**Requirement:**
Except for the pictures, reproduce the records word for word.

┄┄┄┄┄┄┄┄┄┄

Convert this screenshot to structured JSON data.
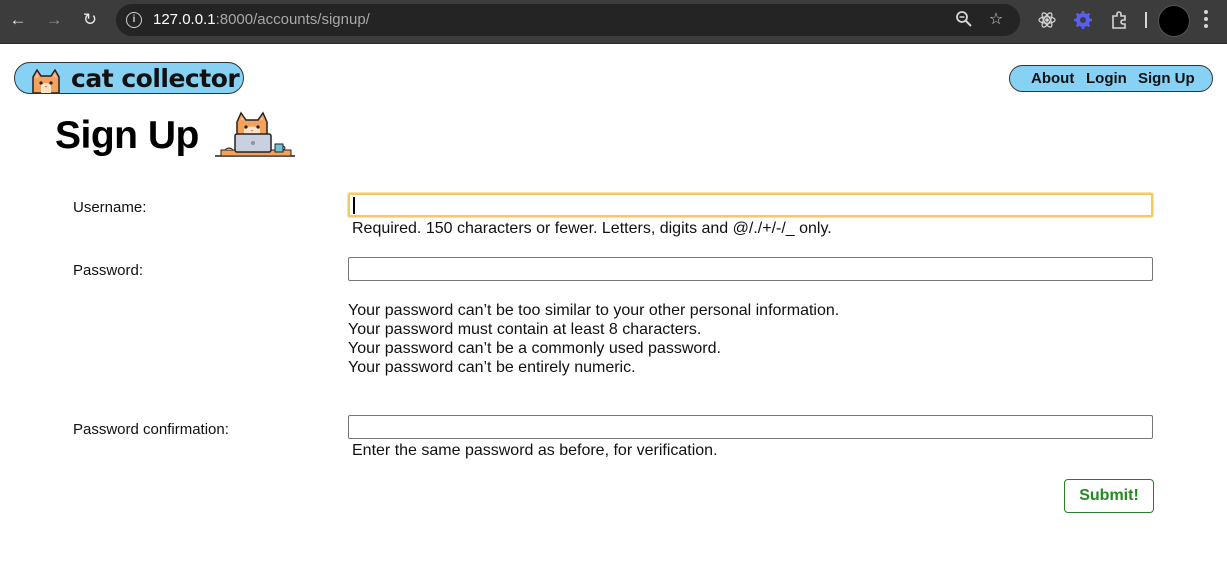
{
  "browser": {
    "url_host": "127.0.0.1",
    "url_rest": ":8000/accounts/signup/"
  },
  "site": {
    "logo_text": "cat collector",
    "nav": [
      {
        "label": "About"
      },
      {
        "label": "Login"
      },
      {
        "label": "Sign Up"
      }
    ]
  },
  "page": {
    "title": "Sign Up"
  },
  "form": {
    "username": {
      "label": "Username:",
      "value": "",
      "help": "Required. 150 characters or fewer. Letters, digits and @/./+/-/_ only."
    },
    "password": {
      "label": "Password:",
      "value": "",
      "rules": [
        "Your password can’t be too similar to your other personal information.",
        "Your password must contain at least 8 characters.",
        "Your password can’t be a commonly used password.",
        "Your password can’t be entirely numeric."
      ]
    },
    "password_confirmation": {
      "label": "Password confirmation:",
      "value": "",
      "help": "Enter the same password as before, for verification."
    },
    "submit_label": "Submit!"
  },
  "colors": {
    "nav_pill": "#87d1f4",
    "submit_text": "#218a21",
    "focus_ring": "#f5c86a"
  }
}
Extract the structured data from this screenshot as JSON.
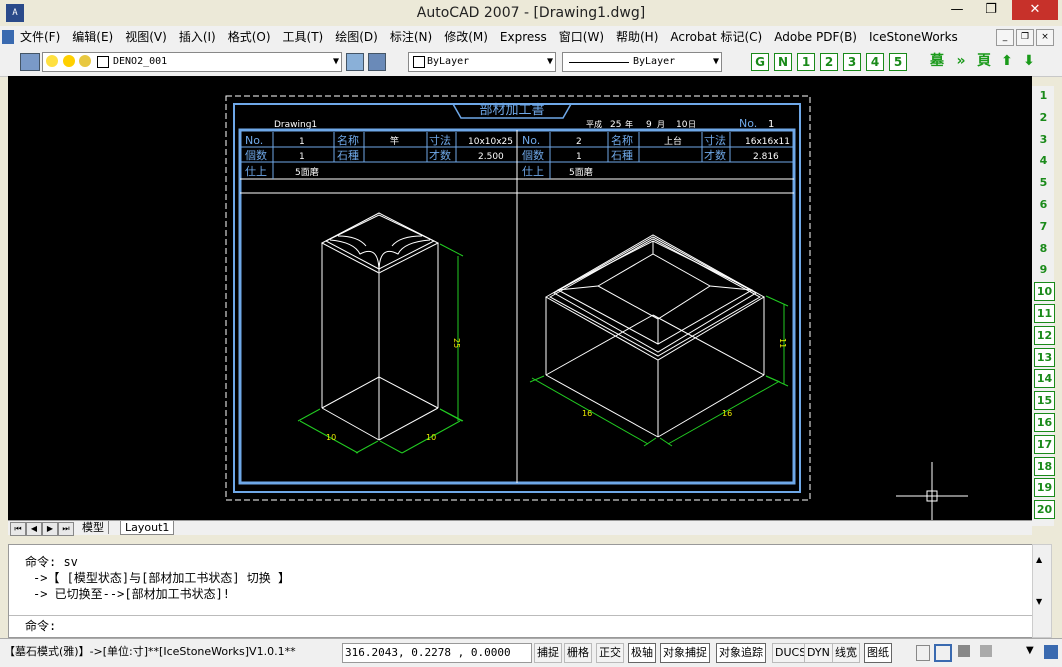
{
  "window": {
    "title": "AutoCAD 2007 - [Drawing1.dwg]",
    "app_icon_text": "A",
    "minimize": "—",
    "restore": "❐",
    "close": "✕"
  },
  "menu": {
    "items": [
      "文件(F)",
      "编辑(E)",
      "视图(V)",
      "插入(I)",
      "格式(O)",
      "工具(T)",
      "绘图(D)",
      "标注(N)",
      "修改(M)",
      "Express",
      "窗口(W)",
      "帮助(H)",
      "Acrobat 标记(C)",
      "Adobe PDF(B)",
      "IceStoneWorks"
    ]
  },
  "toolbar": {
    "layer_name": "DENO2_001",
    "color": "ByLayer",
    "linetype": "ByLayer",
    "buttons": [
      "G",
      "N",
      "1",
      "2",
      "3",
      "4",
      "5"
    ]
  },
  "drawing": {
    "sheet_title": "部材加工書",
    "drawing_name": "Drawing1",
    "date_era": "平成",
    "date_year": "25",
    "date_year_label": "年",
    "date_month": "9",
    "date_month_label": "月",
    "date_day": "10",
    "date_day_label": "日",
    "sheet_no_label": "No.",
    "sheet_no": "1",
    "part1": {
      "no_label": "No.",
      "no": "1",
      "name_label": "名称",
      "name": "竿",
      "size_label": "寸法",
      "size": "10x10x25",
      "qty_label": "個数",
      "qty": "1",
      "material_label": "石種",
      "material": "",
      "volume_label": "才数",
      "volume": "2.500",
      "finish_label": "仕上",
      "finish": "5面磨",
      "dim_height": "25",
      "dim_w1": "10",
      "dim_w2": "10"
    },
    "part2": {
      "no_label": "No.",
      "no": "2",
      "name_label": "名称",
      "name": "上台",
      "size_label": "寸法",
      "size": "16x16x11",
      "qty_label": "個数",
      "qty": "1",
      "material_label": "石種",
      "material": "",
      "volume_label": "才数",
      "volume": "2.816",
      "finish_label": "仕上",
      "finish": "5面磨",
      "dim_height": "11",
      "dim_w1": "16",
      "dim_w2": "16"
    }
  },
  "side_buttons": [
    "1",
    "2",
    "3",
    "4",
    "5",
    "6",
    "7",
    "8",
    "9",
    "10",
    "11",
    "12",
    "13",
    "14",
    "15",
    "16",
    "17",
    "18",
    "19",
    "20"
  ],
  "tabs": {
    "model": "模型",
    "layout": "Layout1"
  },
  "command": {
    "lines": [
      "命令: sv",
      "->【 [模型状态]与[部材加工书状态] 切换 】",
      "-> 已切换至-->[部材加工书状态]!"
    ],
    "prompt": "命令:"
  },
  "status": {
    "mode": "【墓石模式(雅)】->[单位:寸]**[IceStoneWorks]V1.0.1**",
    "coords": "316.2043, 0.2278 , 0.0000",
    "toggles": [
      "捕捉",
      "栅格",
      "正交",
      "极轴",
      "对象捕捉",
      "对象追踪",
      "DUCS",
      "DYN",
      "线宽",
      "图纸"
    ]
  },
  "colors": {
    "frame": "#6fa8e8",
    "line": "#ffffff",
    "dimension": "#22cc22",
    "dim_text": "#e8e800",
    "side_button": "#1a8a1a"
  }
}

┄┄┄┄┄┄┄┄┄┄

**Solution to this task:**
Convert this screenshot to structured JSON data.
{
  "browser": {
    "url_host": "127.0.0.1",
    "url_rest": ":8000/accounts/signup/"
  },
  "site": {
    "logo_text": "cat collector",
    "nav": [
      {
        "label": "About"
      },
      {
        "label": "Login"
      },
      {
        "label": "Sign Up"
      }
    ]
  },
  "page": {
    "title": "Sign Up"
  },
  "form": {
    "username": {
      "label": "Username:",
      "value": "",
      "help": "Required. 150 characters or fewer. Letters, digits and @/./+/-/_ only."
    },
    "password": {
      "label": "Password:",
      "value": "",
      "rules": [
        "Your password can’t be too similar to your other personal information.",
        "Your password must contain at least 8 characters.",
        "Your password can’t be a commonly used password.",
        "Your password can’t be entirely numeric."
      ]
    },
    "password_confirmation": {
      "label": "Password confirmation:",
      "value": "",
      "help": "Enter the same password as before, for verification."
    },
    "submit_label": "Submit!"
  },
  "colors": {
    "nav_pill": "#87d1f4",
    "submit_text": "#218a21",
    "focus_ring": "#f5c86a"
  }
}
Extract the structured data from this screenshot as JSON.
{
  "window": {
    "title": "AutoCAD 2007 - [Drawing1.dwg]",
    "app_icon_text": "A",
    "minimize": "—",
    "restore": "❐",
    "close": "✕"
  },
  "menu": {
    "items": [
      "文件(F)",
      "编辑(E)",
      "视图(V)",
      "插入(I)",
      "格式(O)",
      "工具(T)",
      "绘图(D)",
      "标注(N)",
      "修改(M)",
      "Express",
      "窗口(W)",
      "帮助(H)",
      "Acrobat 标记(C)",
      "Adobe PDF(B)",
      "IceStoneWorks"
    ]
  },
  "toolbar": {
    "layer_name": "DENO2_001",
    "color": "ByLayer",
    "linetype": "ByLayer",
    "buttons": [
      "G",
      "N",
      "1",
      "2",
      "3",
      "4",
      "5"
    ]
  },
  "drawing": {
    "sheet_title": "部材加工書",
    "drawing_name": "Drawing1",
    "date_era": "平成",
    "date_year": "25",
    "date_year_label": "年",
    "date_month": "9",
    "date_month_label": "月",
    "date_day": "10",
    "date_day_label": "日",
    "sheet_no_label": "No.",
    "sheet_no": "1",
    "part1": {
      "no_label": "No.",
      "no": "1",
      "name_label": "名称",
      "name": "竿",
      "size_label": "寸法",
      "size": "10x10x25",
      "qty_label": "個数",
      "qty": "1",
      "material_label": "石種",
      "material": "",
      "volume_label": "才数",
      "volume": "2.500",
      "finish_label": "仕上",
      "finish": "5面磨",
      "dim_height": "25",
      "dim_w1": "10",
      "dim_w2": "10"
    },
    "part2": {
      "no_label": "No.",
      "no": "2",
      "name_label": "名称",
      "name": "上台",
      "size_label": "寸法",
      "size": "16x16x11",
      "qty_label": "個数",
      "qty": "1",
      "material_label": "石種",
      "material": "",
      "volume_label": "才数",
      "volume": "2.816",
      "finish_label": "仕上",
      "finish": "5面磨",
      "dim_height": "11",
      "dim_w1": "16",
      "dim_w2": "16"
    }
  },
  "side_buttons": [
    "1",
    "2",
    "3",
    "4",
    "5",
    "6",
    "7",
    "8",
    "9",
    "10",
    "11",
    "12",
    "13",
    "14",
    "15",
    "16",
    "17",
    "18",
    "19",
    "20"
  ],
  "tabs": {
    "model": "模型",
    "layout": "Layout1"
  },
  "command": {
    "lines": [
      "命令: sv",
      "->【 [模型状态]与[部材加工书状态] 切换 】",
      "-> 已切换至-->[部材加工书状态]!"
    ],
    "prompt": "命令:"
  },
  "status": {
    "mode": "【墓石模式(雅)】->[单位:寸]**[IceStoneWorks]V1.0.1**",
    "coords": "316.2043, 0.2278 , 0.0000",
    "toggles": [
      "捕捉",
      "栅格",
      "正交",
      "极轴",
      "对象捕捉",
      "对象追踪",
      "DUCS",
      "DYN",
      "线宽",
      "图纸"
    ]
  },
  "colors": {
    "frame": "#6fa8e8",
    "line": "#ffffff",
    "dimension": "#22cc22",
    "dim_text": "#e8e800",
    "side_button": "#1a8a1a"
  }
}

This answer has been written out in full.